We keep cool when we’re running by sweating (perspiring if you’re a lady) which, by the process of evaporation, uses heat from the surface of our body to turn liquid water into water vapour. We have a surface area of between 1.5m² and 2m² depending on various factors such as height, weight, gender and body composition. When we sweat to cool down, we can easily lose a large amount of heat if we have a large surface area.
Dogs cool themselves by panting, and because they have a hair coat they tend not to lose as much body heat through the skin as we do. Most of the heat they lose is because of evaporation of water from their saliva. Because they are almost incapable of losing heat by convection, conduction, and radiation, it is vital to their well-being that their evaporative cooling system works as well as possible, and is fully replenished with water.
But when and how should you get your dog to drink?
Dogs are generally good judges of their own water needs. They should be given access to plenty of water all day. However this can be difficult to achieve when you’re out running with your pet. The answer? On a longer run, choose a route where there are plenty of places your dog may drink safely, or take water with you. Many parks feature dog drinking fountains that allow your dog to replenish vital water.
But what if you’re not near drinking fountains? On a recent long trail run we did with Guinness and Cinnabar, I wore a Camelbak backpack full of electrolyte drink for the humans, and shared it with our dogs using a folding water bowl. The dogs relished the dilute sports drink for the taste and were easily encouraged to drink early and often.
I regularly carry a water bottle on my 10k runs with Sinner. When it’s time to offer him a drink, I remove a clean baggie from my pick-up kit, fold the rim down a few times, and Voilà – instant dog bowl.

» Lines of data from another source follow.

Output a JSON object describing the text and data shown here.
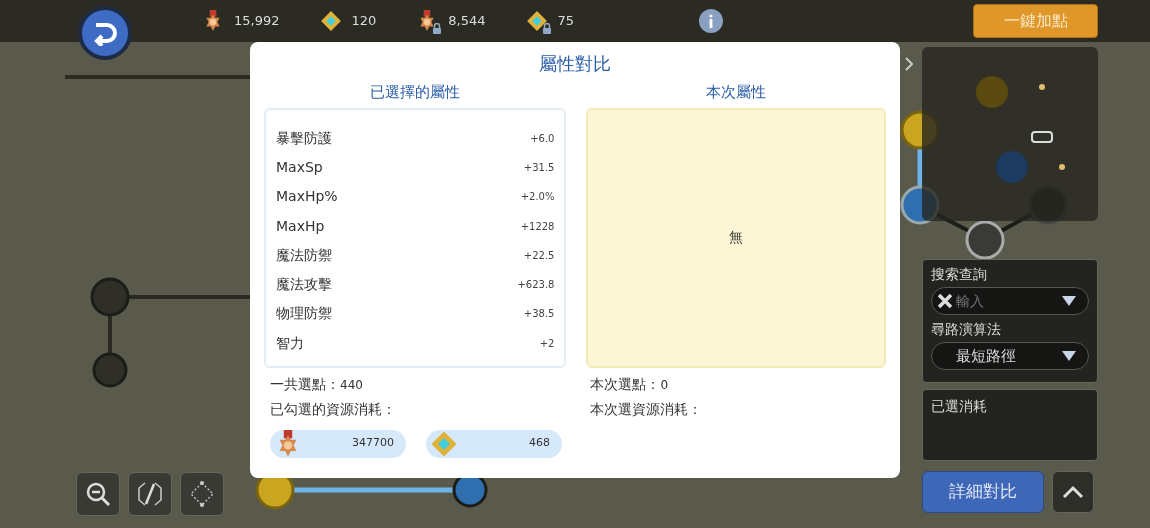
{
  "top_bar": {
    "resources": [
      {
        "kind": "medal",
        "locked": false,
        "value": "15,992"
      },
      {
        "kind": "gem",
        "locked": false,
        "value": "120"
      },
      {
        "kind": "medal",
        "locked": true,
        "value": "8,544"
      },
      {
        "kind": "gem",
        "locked": true,
        "value": "75"
      }
    ],
    "auto_button": "一鍵加點"
  },
  "dialog": {
    "title": "屬性對比",
    "left_header": "已選擇的屬性",
    "right_header": "本次屬性",
    "attributes": [
      {
        "name": "暴擊防護",
        "value": "+6.0"
      },
      {
        "name": "MaxSp",
        "value": "+31.5"
      },
      {
        "name": "MaxHp%",
        "value": "+2.0%"
      },
      {
        "name": "MaxHp",
        "value": "+1228"
      },
      {
        "name": "魔法防禦",
        "value": "+22.5"
      },
      {
        "name": "魔法攻擊",
        "value": "+623.8"
      },
      {
        "name": "物理防禦",
        "value": "+38.5"
      },
      {
        "name": "智力",
        "value": "+2"
      }
    ],
    "current_empty": "無",
    "total_label": "一共選點：",
    "total_value": "440",
    "cost_label": "已勾選的資源消耗：",
    "costs": [
      {
        "kind": "medal",
        "value": "347700"
      },
      {
        "kind": "gem",
        "value": "468"
      }
    ],
    "current_label": "本次選點：",
    "current_value": "0",
    "current_cost_label": "本次選資源消耗："
  },
  "side_panel": {
    "search_label": "搜索查詢",
    "search_placeholder": "輸入",
    "algorithm_label": "尋路演算法",
    "algorithm_value": "最短路徑",
    "cost_label": "已選消耗",
    "compare_button": "詳細對比"
  }
}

It is always a good idea to allow your dog to drink small amounts and often, rather than ingest a large quantity all at once, even after a run. This helps to avoid serious complications such as gastric torsion where a full stomach can twist and cause life threatening problems for your dog.